Capitol Journal: California must enforce ‘use’ law — now

Capitol Journal

Recently I bought a small TV set after trudging for what seemed like 40 miles through Wal-Mart. The price was OK: $158 plus an $8 recycling fee and $13.83 sales tax.

A colleague bought a similar TV while sitting comfortably at his desktop computer and clicking onto The list price was roughly the same as mine. But there was no add-on fee or sales tax. Not even a delivery charge.

How do California retailers compete against that? Increasingly, they can’t. It’s tough enough when your customers have to navigate parking lots and expend shoe leather. But when a rival can also offer tax-free merchandise, that’s plain unfair.

Actually, my colleague does owe a “use” tax on the TV. The sales and use tax are one and the same. The sales tax is collected by a merchant and forwarded to the state. If it isn’t collected, the consumer still owes the tax if he uses the merchandise in California. That has been the law since 1935.


But I’m not going to turn in the guy or bug him. The use tax isn’t enforced on consumers unless they’re buying a car or a boat. And it’s defying human nature to expect people to voluntarily hand over money unless there’s a penalty for keeping it in their pockets.

If government wants the money badly enough — and these days it certainly should — it needs to aggressively go after the tax itself.

And that raises the question: What are Gov. Jerry Brown and the Legislature waiting for? There’s a $26.6-billion budget hole to be filled, and lawmakers have approved plans for plugging less than half.

I mean, regardless of whether you favor raising taxes — regardless of whether you support the governor’s plan to extend higher income, sales and vehicle levies for five more years — at least we should all agree that taxes already owed should be collected.

It puzzles me why there isn’t an uproar in the state Capitol about the revenue need and the fundamental fairness of forcing e-tailers such as Amazon to tack the sales tax onto their customers’ bills.

There does seem to be some lukewarm enthusiasm for the idea and legislation is crawling, but Brown has not taken a position.

This is Assemblywoman Nancy Skinner’s third year chasing e-tailers. The Berkeley Democrat is pushing a bill similar to one that Gov. Arnold Schwarzenegger vetoed two years ago. She thinks prospects are improving.

“This is the first year where California businesses are on board,” she says. “We’ve got the wholesale support of big retailers and small mom-and-pops. California businesses are finally fed up.”


Bill Dombrowski, president of the California Retailers Assn., says, “It’s a competitive issue we can’t allow to continue. The battle’s on. It’s going to happen. And eventually Washington, D.C., is going to have to do something.”

It is a growing national problem that several recession-plagued states — New York, Illinois, Texas and Colorado, among others — have been fighting.

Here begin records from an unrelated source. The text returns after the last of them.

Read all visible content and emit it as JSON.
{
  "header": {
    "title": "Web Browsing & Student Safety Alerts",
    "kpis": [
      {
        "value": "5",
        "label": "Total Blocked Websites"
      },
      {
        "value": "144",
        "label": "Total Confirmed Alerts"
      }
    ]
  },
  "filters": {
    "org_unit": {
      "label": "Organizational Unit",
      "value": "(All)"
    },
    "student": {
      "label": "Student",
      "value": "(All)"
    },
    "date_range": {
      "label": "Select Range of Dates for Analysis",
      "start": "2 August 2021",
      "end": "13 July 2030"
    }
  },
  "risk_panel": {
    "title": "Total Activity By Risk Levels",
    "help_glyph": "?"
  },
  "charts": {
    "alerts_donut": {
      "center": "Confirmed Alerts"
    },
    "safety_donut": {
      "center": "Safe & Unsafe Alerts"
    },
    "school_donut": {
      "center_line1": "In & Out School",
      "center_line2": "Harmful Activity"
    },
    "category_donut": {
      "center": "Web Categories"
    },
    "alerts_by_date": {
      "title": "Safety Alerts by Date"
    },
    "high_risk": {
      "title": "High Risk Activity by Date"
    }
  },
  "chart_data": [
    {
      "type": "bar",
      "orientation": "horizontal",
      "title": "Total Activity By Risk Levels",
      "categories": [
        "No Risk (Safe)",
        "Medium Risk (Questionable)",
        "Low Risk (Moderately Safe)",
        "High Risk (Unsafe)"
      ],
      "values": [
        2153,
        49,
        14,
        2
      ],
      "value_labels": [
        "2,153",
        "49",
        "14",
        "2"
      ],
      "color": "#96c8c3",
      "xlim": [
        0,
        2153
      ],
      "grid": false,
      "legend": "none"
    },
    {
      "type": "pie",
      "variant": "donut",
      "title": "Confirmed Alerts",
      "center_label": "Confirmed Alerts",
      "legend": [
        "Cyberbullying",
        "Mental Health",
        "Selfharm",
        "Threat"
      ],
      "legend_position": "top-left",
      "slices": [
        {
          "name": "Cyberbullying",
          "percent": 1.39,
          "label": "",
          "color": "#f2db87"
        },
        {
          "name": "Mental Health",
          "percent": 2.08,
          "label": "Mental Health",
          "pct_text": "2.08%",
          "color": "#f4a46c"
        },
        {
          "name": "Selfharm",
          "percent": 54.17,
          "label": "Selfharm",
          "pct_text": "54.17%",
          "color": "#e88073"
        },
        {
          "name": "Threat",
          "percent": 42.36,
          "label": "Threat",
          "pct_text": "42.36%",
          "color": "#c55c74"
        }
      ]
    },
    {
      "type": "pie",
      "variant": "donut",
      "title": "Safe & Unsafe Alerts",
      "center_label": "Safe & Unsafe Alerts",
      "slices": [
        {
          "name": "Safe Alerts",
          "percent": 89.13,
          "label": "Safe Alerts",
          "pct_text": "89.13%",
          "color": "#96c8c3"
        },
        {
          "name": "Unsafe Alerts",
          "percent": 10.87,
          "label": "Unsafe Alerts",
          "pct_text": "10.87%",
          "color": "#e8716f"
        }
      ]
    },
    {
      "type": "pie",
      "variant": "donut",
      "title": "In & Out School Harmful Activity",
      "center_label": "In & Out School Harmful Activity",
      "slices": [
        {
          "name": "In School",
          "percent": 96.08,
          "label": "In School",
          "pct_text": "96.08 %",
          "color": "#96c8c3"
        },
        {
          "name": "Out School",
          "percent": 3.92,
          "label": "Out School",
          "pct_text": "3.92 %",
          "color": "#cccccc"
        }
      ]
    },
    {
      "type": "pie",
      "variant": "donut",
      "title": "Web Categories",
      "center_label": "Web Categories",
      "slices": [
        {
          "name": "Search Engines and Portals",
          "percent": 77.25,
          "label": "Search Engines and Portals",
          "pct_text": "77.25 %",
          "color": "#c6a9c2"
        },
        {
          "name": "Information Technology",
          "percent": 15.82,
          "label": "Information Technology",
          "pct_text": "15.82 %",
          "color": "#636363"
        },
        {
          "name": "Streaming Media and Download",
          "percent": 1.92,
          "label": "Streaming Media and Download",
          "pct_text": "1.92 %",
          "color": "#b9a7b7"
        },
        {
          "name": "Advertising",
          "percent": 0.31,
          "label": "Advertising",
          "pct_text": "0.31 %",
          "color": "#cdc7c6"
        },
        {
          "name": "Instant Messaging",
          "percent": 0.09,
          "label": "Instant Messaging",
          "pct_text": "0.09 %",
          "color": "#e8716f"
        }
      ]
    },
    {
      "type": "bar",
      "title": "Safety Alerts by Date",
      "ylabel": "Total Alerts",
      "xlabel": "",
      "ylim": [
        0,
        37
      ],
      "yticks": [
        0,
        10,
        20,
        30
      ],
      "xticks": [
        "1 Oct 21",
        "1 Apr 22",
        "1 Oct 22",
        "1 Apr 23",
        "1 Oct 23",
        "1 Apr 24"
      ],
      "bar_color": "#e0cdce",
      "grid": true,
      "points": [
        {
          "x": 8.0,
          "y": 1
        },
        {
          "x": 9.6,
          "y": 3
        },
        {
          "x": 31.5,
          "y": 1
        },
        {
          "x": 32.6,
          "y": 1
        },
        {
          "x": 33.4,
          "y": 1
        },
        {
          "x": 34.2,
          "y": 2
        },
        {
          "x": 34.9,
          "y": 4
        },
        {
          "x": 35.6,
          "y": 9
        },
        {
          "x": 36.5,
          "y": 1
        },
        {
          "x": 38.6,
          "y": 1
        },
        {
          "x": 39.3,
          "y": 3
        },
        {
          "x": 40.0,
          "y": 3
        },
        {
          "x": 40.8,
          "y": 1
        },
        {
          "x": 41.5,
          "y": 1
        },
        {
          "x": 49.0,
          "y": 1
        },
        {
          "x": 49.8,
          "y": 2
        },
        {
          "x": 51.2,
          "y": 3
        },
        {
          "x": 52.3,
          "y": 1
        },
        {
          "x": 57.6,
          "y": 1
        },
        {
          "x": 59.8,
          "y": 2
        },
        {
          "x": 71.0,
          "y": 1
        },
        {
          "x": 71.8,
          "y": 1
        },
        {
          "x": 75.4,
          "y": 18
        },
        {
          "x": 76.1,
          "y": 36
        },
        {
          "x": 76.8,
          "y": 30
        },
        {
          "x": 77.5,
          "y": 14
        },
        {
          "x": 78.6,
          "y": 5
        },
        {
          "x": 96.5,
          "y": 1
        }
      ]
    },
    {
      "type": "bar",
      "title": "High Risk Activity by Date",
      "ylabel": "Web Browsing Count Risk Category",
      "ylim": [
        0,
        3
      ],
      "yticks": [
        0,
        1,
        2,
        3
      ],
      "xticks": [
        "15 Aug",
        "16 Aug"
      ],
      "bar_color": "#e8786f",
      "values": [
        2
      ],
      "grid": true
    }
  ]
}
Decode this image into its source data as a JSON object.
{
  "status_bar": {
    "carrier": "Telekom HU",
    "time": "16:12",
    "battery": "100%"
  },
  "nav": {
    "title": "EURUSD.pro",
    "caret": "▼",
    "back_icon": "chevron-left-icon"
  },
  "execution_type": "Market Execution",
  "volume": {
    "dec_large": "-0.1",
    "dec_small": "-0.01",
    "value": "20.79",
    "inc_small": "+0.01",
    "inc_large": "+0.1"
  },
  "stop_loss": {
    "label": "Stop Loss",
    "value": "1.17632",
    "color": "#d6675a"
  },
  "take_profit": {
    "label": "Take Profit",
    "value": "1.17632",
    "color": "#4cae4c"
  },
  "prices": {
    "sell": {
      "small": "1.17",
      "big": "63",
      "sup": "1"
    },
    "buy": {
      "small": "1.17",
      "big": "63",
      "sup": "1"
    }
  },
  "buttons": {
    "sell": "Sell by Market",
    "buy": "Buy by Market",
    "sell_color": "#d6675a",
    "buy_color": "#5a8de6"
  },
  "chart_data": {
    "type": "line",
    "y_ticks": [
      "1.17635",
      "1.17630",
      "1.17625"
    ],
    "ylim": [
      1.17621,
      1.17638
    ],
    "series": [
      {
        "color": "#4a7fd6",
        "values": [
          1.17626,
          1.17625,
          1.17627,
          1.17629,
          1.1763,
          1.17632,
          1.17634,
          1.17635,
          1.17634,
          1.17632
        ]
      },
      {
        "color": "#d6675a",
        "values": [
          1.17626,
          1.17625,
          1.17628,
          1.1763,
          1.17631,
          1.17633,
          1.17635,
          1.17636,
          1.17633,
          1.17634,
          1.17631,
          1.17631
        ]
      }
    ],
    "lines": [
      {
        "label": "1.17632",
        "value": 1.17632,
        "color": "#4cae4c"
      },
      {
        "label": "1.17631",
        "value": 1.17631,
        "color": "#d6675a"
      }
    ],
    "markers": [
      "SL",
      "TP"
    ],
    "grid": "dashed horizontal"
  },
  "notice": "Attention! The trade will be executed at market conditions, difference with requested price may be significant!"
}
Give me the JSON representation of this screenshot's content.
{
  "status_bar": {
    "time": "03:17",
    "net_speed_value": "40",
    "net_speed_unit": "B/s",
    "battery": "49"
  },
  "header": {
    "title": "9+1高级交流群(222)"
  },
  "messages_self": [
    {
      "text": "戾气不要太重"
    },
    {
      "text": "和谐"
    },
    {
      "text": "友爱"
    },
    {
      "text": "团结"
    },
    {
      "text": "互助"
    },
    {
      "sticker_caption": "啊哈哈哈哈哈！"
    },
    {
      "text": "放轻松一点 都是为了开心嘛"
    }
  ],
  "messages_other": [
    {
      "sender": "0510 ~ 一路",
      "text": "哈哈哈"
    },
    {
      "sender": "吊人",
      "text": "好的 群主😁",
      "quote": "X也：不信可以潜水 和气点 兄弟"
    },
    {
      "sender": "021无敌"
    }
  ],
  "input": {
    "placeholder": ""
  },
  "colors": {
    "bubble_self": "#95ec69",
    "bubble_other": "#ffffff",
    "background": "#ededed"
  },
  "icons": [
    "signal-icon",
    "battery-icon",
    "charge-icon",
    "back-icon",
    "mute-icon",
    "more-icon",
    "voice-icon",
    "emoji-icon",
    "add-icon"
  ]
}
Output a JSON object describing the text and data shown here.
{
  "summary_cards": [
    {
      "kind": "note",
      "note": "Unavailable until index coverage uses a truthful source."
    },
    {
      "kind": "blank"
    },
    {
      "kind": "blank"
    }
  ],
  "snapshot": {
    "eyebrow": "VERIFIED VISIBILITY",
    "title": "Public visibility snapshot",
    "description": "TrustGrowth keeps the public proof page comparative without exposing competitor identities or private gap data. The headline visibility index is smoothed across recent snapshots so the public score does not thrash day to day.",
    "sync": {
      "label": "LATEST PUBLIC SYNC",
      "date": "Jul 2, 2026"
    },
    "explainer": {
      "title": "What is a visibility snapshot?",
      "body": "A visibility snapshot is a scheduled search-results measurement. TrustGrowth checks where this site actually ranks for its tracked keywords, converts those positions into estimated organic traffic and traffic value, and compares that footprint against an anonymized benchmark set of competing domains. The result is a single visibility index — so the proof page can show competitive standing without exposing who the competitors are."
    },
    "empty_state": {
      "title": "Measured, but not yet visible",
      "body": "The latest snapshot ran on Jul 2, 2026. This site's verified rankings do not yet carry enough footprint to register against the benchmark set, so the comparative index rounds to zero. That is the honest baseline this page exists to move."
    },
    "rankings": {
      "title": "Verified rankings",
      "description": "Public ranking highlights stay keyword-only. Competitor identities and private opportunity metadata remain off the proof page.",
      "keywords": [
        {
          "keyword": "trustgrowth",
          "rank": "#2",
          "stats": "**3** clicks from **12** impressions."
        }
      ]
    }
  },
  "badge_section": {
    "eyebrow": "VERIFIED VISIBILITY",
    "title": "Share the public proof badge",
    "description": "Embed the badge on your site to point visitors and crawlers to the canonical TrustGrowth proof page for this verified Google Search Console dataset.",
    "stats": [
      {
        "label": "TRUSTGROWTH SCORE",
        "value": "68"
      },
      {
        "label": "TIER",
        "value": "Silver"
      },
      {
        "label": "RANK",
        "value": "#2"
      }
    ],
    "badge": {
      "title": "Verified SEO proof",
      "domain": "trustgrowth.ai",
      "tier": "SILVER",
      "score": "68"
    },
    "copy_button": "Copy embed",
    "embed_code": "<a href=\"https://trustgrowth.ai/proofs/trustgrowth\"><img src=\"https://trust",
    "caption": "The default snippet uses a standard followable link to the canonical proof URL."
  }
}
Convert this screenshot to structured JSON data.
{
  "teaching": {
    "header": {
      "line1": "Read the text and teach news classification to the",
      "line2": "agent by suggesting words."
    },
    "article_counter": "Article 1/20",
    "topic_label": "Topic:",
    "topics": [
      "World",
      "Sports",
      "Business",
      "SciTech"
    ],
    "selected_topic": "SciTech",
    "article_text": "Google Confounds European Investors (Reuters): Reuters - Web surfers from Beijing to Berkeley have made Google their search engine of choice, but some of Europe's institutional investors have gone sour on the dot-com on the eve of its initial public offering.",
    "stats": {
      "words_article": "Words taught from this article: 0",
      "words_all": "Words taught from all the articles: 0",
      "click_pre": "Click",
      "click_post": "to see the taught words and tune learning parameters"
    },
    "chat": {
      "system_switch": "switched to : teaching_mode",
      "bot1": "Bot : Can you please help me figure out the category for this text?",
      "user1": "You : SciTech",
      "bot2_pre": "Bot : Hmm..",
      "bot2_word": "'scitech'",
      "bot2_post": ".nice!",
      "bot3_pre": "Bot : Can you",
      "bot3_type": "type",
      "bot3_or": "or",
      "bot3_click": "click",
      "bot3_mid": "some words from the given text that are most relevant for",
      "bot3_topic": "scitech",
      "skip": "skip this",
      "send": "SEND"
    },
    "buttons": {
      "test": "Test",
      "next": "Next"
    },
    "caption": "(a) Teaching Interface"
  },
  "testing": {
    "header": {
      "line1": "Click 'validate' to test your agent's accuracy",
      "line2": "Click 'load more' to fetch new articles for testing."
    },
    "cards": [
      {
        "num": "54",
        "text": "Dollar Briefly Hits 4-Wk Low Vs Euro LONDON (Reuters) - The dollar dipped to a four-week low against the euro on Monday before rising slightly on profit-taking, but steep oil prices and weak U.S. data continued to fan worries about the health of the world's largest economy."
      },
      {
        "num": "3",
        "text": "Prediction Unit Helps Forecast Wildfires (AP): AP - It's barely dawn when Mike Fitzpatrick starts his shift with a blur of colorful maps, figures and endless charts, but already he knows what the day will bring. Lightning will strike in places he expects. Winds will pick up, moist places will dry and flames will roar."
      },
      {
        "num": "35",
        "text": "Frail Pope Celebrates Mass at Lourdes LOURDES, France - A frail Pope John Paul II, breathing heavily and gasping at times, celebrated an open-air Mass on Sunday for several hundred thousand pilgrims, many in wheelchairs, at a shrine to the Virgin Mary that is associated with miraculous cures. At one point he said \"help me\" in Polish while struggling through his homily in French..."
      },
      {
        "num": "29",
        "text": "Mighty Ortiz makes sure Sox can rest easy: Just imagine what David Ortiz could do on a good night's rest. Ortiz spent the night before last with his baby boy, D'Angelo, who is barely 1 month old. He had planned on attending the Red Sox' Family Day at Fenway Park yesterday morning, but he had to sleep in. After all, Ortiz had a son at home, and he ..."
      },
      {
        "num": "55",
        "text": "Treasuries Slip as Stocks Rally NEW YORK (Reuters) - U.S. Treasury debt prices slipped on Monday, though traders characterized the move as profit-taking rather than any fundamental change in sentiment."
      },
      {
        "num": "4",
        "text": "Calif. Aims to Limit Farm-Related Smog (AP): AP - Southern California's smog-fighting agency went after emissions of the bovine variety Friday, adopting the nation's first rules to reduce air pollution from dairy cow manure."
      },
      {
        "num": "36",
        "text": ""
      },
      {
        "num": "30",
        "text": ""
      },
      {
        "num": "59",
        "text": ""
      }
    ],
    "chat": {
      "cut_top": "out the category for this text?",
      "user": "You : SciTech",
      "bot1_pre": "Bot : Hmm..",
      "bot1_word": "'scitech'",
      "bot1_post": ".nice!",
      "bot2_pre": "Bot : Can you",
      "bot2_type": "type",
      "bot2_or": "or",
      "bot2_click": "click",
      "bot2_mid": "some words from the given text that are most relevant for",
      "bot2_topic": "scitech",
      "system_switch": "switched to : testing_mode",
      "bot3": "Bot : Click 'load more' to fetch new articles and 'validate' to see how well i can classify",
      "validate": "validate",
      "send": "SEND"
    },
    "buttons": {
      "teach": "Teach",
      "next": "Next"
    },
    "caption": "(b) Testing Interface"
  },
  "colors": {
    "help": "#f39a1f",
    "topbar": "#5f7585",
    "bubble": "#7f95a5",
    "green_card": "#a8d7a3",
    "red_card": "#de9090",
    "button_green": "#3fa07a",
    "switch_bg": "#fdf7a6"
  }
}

Federal law requires e-tailers and mail cataloguers to collect sales tax only if they have a physical presence in the state — a nexus — such as a traditional brick-and-mortar store or a warehouse.

New York found a way around the law, and so far it has survived court tests. Skinner’s bill, which on Monday cleared its first committee, is patterned after New York’s law. It would redefine physical nexus to include a dot-com’s “affiliates” — website operators that provide a link to the e-tailer — in return for a commission on sales.


Amazon and e-tailer are fighting back through George Runner, a Republican member of the state Board of Equalization, which administers the sales tax. Both have written him that they’ll unload their California affiliates if the Skinner bill is enacted.

“There are as many as 25,000 Internet affiliate businesses in the state that could be wiped out by this bill,” Runner says. “The bill simply won’t work. Out-of-state retailers will cut ties with their California affiliates and continue selling to California consumers.”

He says California affiliates paid $124 million in state income taxes in 2009.

So be it. Holding affiliates hostage in a desperate effort to continue tax-exempt merchandizing shouldn’t be condoned. Barnes & Noble, which does collect the sales tax, has offered to pick up some of the Amazon affiliates. Other online retailers could, too.


If the tax-free e-tailers retained their affiliate marketers and began collecting the taxes, Skinner estimates, her bill would net between $250 million and $500 million annually for the bleeding state general fund.

But California this year will be stiffed much more: $1.7 billion in taxes that should have been paid on Web purchases, according to a University of Tennessee study.

Another bill, by state Sen. Loni Hancock (D-Berkeley), would grant the Board of Equalization more power to force tax collections. She estimates it could gain the state more than $1 billion annually.

A key backer is Democratic equalization board member Betty Yee.


“Amazon used to argue that it didn’t have the capability to collect the taxes, given the various different tax rates,” she says. “They can track individual consumer preferences about products but can’t track sales taxes? That’s kind of crazy.”

Runner says, “The only way to solve this problem is with a national solution. You can’t do it piecemeal.”

Perhaps. But a lot of California retailers could fold before the feds ride to their rescue. Meanwhile, deficit-plagued states are denied the taxes they’re owed.

Sacramento politicians should move swiftly to protect local businesses and demand the state’s legal share. They should get off their inertia.